• **Exercise**: What follows is a block of records; restate each one word for word.

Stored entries
== Segment start ==

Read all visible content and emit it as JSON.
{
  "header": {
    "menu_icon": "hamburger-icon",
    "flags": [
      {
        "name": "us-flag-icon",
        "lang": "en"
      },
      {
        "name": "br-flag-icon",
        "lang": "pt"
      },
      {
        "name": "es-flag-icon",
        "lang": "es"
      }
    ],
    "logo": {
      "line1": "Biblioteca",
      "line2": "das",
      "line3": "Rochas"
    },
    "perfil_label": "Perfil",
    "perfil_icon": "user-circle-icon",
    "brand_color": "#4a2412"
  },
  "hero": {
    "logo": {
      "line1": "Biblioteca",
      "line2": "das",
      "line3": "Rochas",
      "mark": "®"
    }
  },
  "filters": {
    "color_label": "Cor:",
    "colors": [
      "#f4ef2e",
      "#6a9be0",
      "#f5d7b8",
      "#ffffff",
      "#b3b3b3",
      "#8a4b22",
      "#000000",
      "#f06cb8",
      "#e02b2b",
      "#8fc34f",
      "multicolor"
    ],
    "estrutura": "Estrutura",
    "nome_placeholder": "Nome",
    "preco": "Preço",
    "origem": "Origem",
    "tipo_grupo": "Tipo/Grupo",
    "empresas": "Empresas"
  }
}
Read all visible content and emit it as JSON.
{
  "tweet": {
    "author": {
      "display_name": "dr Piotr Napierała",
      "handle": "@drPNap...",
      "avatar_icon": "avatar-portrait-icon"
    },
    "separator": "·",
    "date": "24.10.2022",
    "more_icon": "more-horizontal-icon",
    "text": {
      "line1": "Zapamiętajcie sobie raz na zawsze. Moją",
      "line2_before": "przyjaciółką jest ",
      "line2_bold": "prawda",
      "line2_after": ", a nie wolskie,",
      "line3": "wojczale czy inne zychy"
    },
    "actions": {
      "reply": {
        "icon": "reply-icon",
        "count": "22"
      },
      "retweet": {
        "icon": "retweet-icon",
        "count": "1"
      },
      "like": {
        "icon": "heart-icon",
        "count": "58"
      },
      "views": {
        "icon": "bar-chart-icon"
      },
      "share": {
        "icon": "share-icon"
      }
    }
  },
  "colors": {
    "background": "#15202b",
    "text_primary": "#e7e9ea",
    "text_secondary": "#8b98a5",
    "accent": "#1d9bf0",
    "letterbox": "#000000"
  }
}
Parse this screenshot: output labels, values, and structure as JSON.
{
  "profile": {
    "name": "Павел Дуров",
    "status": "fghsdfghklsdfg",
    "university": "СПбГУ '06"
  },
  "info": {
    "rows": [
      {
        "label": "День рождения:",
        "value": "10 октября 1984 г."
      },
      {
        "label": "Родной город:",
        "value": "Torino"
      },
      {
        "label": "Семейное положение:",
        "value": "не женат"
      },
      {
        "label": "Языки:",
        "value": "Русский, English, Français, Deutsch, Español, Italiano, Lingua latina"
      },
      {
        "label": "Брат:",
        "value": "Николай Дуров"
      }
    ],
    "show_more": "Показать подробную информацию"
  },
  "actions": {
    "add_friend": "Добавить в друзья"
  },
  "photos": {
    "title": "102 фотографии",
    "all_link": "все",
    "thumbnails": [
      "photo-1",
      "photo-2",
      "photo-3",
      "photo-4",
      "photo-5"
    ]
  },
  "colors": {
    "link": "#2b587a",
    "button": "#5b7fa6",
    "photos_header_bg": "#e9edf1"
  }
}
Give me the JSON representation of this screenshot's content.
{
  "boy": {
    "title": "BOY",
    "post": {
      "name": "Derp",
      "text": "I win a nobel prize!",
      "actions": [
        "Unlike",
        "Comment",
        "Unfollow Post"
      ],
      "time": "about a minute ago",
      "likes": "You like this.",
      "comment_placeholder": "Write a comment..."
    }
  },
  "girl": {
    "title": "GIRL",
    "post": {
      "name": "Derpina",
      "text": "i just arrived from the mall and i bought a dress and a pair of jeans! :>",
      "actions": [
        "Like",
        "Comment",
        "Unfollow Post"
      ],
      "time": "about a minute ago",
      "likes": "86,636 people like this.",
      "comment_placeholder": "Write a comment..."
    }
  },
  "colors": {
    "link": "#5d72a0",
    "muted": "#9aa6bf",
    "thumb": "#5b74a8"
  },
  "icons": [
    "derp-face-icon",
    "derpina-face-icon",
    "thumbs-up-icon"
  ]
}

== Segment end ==

• **Solution to the problem**:
Read all visible content and emit it as JSON.
{
  "header": {
    "menu_icon": "hamburger-icon",
    "flags": [
      {
        "name": "us-flag-icon",
        "lang": "en"
      },
      {
        "name": "br-flag-icon",
        "lang": "pt"
      },
      {
        "name": "es-flag-icon",
        "lang": "es"
      }
    ],
    "logo": {
      "line1": "Biblioteca",
      "line2": "das",
      "line3": "Rochas"
    },
    "perfil_label": "Perfil",
    "perfil_icon": "user-circle-icon",
    "brand_color": "#4a2412"
  },
  "hero": {
    "logo": {
      "line1": "Biblioteca",
      "line2": "das",
      "line3": "Rochas",
      "mark": "®"
    }
  },
  "filters": {
    "color_label": "Cor:",
    "colors": [
      "#f4ef2e",
      "#6a9be0",
      "#f5d7b8",
      "#ffffff",
      "#b3b3b3",
      "#8a4b22",
      "#000000",
      "#f06cb8",
      "#e02b2b",
      "#8fc34f",
      "multicolor"
    ],
    "estrutura": "Estrutura",
    "nome_placeholder": "Nome",
    "preco": "Preço",
    "origem": "Origem",
    "tipo_grupo": "Tipo/Grupo",
    "empresas": "Empresas"
  }
}
Read all visible content and emit it as JSON.
{
  "tweet": {
    "author": {
      "display_name": "dr Piotr Napierała",
      "handle": "@drPNap...",
      "avatar_icon": "avatar-portrait-icon"
    },
    "separator": "·",
    "date": "24.10.2022",
    "more_icon": "more-horizontal-icon",
    "text": {
      "line1": "Zapamiętajcie sobie raz na zawsze. Moją",
      "line2_before": "przyjaciółką jest ",
      "line2_bold": "prawda",
      "line2_after": ", a nie wolskie,",
      "line3": "wojczale czy inne zychy"
    },
    "actions": {
      "reply": {
        "icon": "reply-icon",
        "count": "22"
      },
      "retweet": {
        "icon": "retweet-icon",
        "count": "1"
      },
      "like": {
        "icon": "heart-icon",
        "count": "58"
      },
      "views": {
        "icon": "bar-chart-icon"
      },
      "share": {
        "icon": "share-icon"
      }
    }
  },
  "colors": {
    "background": "#15202b",
    "text_primary": "#e7e9ea",
    "text_secondary": "#8b98a5",
    "accent": "#1d9bf0",
    "letterbox": "#000000"
  }
}
Parse this screenshot: output labels, values, and structure as JSON.
{
  "profile": {
    "name": "Павел Дуров",
    "status": "fghsdfghklsdfg",
    "university": "СПбГУ '06"
  },
  "info": {
    "rows": [
      {
        "label": "День рождения:",
        "value": "10 октября 1984 г."
      },
      {
        "label": "Родной город:",
        "value": "Torino"
      },
      {
        "label": "Семейное положение:",
        "value": "не женат"
      },
      {
        "label": "Языки:",
        "value": "Русский, English, Français, Deutsch, Español, Italiano, Lingua latina"
      },
      {
        "label": "Брат:",
        "value": "Николай Дуров"
      }
    ],
    "show_more": "Показать подробную информацию"
  },
  "actions": {
    "add_friend": "Добавить в друзья"
  },
  "photos": {
    "title": "102 фотографии",
    "all_link": "все",
    "thumbnails": [
      "photo-1",
      "photo-2",
      "photo-3",
      "photo-4",
      "photo-5"
    ]
  },
  "colors": {
    "link": "#2b587a",
    "button": "#5b7fa6",
    "photos_header_bg": "#e9edf1"
  }
}
Give me the JSON representation of this screenshot's content.
{
  "boy": {
    "title": "BOY",
    "post": {
      "name": "Derp",
      "text": "I win a nobel prize!",
      "actions": [
        "Unlike",
        "Comment",
        "Unfollow Post"
      ],
      "time": "about a minute ago",
      "likes": "You like this.",
      "comment_placeholder": "Write a comment..."
    }
  },
  "girl": {
    "title": "GIRL",
    "post": {
      "name": "Derpina",
      "text": "i just arrived from the mall and i bought a dress and a pair of jeans! :>",
      "actions": [
        "Like",
        "Comment",
        "Unfollow Post"
      ],
      "time": "about a minute ago",
      "likes": "86,636 people like this.",
      "comment_placeholder": "Write a comment..."
    }
  },
  "colors": {
    "link": "#5d72a0",
    "muted": "#9aa6bf",
    "thumb": "#5b74a8"
  },
  "icons": [
    "derp-face-icon",
    "derpina-face-icon",
    "thumbs-up-icon"
  ]
}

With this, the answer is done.